» **Given data**
|---|

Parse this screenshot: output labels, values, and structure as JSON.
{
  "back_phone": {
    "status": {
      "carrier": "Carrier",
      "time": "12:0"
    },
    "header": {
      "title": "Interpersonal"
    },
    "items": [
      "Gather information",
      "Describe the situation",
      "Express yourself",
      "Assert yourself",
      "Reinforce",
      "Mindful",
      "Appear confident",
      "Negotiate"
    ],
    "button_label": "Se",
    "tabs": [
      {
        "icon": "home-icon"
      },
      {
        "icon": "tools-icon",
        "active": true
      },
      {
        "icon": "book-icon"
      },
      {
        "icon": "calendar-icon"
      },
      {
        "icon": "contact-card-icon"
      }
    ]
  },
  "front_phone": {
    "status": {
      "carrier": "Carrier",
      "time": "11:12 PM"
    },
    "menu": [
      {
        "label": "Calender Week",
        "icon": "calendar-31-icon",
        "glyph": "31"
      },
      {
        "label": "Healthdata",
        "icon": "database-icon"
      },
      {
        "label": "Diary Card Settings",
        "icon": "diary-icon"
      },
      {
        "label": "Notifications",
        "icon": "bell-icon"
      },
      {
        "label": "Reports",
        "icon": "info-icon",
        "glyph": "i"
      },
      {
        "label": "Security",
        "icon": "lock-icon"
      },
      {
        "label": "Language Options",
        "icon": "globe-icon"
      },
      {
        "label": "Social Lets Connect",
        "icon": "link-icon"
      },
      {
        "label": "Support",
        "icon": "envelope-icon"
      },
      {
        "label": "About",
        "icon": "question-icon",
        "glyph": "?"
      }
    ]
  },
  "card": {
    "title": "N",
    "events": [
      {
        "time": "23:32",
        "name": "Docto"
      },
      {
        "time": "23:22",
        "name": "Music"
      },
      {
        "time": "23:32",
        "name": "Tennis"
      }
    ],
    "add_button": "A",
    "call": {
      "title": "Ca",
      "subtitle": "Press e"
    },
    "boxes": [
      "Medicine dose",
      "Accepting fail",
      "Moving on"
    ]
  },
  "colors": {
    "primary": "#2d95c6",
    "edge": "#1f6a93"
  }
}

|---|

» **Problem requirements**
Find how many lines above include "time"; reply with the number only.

» **Reply**
5